Last August, I published an article about Linda Kusaka a dedicated Rescue Ranch volunteer who fosters senior special needs dogs. In that post, I wrote that fostered dogsmake up nearly half of the animals that the ranch is responsible for. As the average number of ranch residents continues to rise, so does the number of dogs in foster, especially puppies. This places enormous pressure on our limited pool of volunteers. Want to foster Rescue Ranch puppies? It’s hard work, but it saves lives.
Puppy fostering isn’t all unicorns and rainbows
Everyone loves puppies. They’re cute and cuddly, and, when they’re very small, they look like little beanie plush toys. Easy, right? Wrong. Well, they are cute and cuddly, that much is true. But, caring for them and ensuring their survival is not always easy. In fact, most of the time, it’s darn hard.
Mothers who are about to whelp and neonates, need round-the-clock supervision. If the mother isn’t producing enough milk, her babies won’t thrive. They need to be fed every three hours, regardless. If she’s inexperienced, a mother might take time to figure out what to do. She might be clumsy, or not attentive enough. She might accidentally step or roll over on a pup. If she’s had a caesarian, she might have trouble bonding with her babies.
As the pups grow, new challenges arise. Do they have diarrhea? Is it giardia? Coccidia? Do they need medication? Are they gaining weight appropriately? Do they need supplemental bottle feeding?
After a month, puppies start to switch to a solid diet. If they’re otherwise healthy, the transition is seamless. Very occasionally, they struggle. Sometimes they die unexpectedly. For some reason, their body can’t absorb the nutrients in the new food.
So a foster parent needs to stay extra vigilant during the first four to six weeks of their puppies’ lives.
Puppy foster care changes as they get older
As time goes by, a different kind of care is required. Foster parents still need to make sure they’re gaining weight and are healthy, but the focus shifts to socialization. Pups need to socialize with other dogs and people so they can learn proper dog etiquette. They require time apart from their littermates. This is also when they start to learn what humans expect from them and how to be a good citizen.
Throughout the process, volunteer fosters must deal with the unenviable chores of poop scooping , bedding changes, laundry and rudimentary house training. They also ensure that puppies make it to vaccination and wellness appointments. Many fosters post videos and pictures on social media to help find loving homes for all of their charges.
And let’s not forget that, initially, mothers and puppies often have to be quarantined. Have they been exposed to parvo virus? Distemper? Or other serious diseases? Very young pups can’t be vaccinated.
Puppy fosters don’t always come in families.
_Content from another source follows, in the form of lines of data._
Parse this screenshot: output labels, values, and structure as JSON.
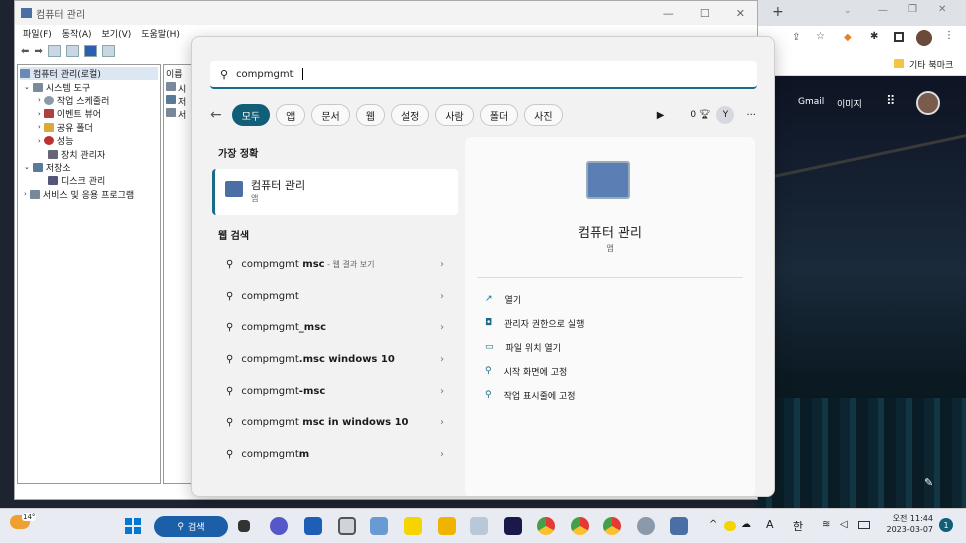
{
  "mmc": {
    "title": "컴퓨터 관리",
    "menu": [
      "파일(F)",
      "동작(A)",
      "보기(V)",
      "도움말(H)"
    ],
    "tree": [
      {
        "label": "컴퓨터 관리(로컬)",
        "indent": 0
      },
      {
        "label": "시스템 도구",
        "indent": 1
      },
      {
        "label": "작업 스케줄러",
        "indent": 2
      },
      {
        "label": "이벤트 뷰어",
        "indent": 2
      },
      {
        "label": "공유 폴더",
        "indent": 2
      },
      {
        "label": "성능",
        "indent": 2
      },
      {
        "label": "장치 관리자",
        "indent": 2
      },
      {
        "label": "저장소",
        "indent": 1
      },
      {
        "label": "디스크 관리",
        "indent": 2
      },
      {
        "label": "서비스 및 응용 프로그램",
        "indent": 1
      }
    ],
    "list_header": "이름",
    "list_items": [
      "시",
      "저",
      "서"
    ]
  },
  "search": {
    "query": "compmgmt",
    "filters": [
      "모두",
      "앱",
      "문서",
      "웹",
      "설정",
      "사람",
      "폴더",
      "사진"
    ],
    "points": "0",
    "avatar_letter": "Y",
    "more": "···",
    "best_match_header": "가장 정확",
    "best_match": {
      "title": "컴퓨터 관리",
      "subtitle": "앱"
    },
    "web_header": "웹 검색",
    "web_results": [
      {
        "plain": "compmgmt",
        "bold": " msc",
        "suffix": " - 웹 결과 보기"
      },
      {
        "plain": "compmgmt",
        "bold": "",
        "suffix": ""
      },
      {
        "plain": "compmgmt",
        "bold": "_msc",
        "suffix": ""
      },
      {
        "plain": "compmgmt",
        "bold": ".msc windows 10",
        "suffix": ""
      },
      {
        "plain": "compmgmt",
        "bold": "-msc",
        "suffix": ""
      },
      {
        "plain": "compmgmt",
        "bold": " msc in windows 10",
        "suffix": ""
      },
      {
        "plain": "compmgmt",
        "bold": "m",
        "suffix": ""
      }
    ],
    "detail": {
      "title": "컴퓨터 관리",
      "subtitle": "앱"
    },
    "actions": [
      "열기",
      "관리자 권한으로 실행",
      "파일 위치 열기",
      "시작 화면에 고정",
      "작업 표시줄에 고정"
    ]
  },
  "browser": {
    "bookmark": "기타 북마크",
    "links": [
      "Gmail",
      "이미지"
    ]
  },
  "taskbar": {
    "weather": "14°",
    "search_label": "검색",
    "ime_a": "A",
    "ime_han": "한",
    "time": "오전 11:44",
    "date": "2023-03-07",
    "notification_count": "1"
  }
}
There are orphaned neonate litters that have to be hand fed. Then there are the older solo puppies that are still too young for the shelter and need to learn what it means to live in a home. The list goes on.
Rescue Ranch needs more puppy fosters
I share a house with volunteer fosters. In recent months, Rescue Ranch has been deluged with so many puppies of all ages, we commonly have more than 20 puppies at the house, sometimes up to 30. And that’s not counting mothers, adult fosters and house dogs. Other foster homes are also full. We urgently need more volunteers willing to take on puppies.
Most people don’t have the space for 30 puppies, and they don’t have time to care that many. No one is expected to. It’s only happening now because we don’t have enough foster families. If a volunteer can take one litter, or a couple of older puppies, it helps spread the workload. If they can take a few more, great! Everyone will be healthier and happier if the burden is shared. What’s more volunteers will have more quality time to spend with moms and pups.
Fostering is necessary, but it isn’t a long-term solution to overpopulation
Of course, fostering isn’t a long term solution to overpopulation and unwanted pregnancies. Not only is it irresponsible for dog-owners to expect other people to care for their unwanted puppies, it places a huge burden on shelters everywhere. Saving them isn’t enough, we have to find good homes for all of them. If the last 10 months are any indication, as the moms and 30 puppies at our house find new homes, they will immediately be replaced by more of the same. Fostering won’t solvethe problem, the solution lies in spay/neuter.
Rescue Ranch will always do what it can to give dogs the best chance at the wonderful life they all deserve. But if we want to stem the tide of overpopulation and unnecessary death, spay/neuter is the only viable, humane, long-term solution. Click on the link to learn more about our Low-cost spay-neuter community program RRAAP.
In the meantime, there are moms and puppies who need you. They need your patience, your devotion, your love, your time, your willingness to learn. Can you help? Can you be a puppy foster? You’ll need the disposition, the availability and the set up.
And, yes, it’s hard sometimes, but it’s also rewarding. Volunteer fosters will tell you that, on balance, it’s worth it. When you foster puppies, you save lives. Learn more about the Rescue Ranch Foster program here.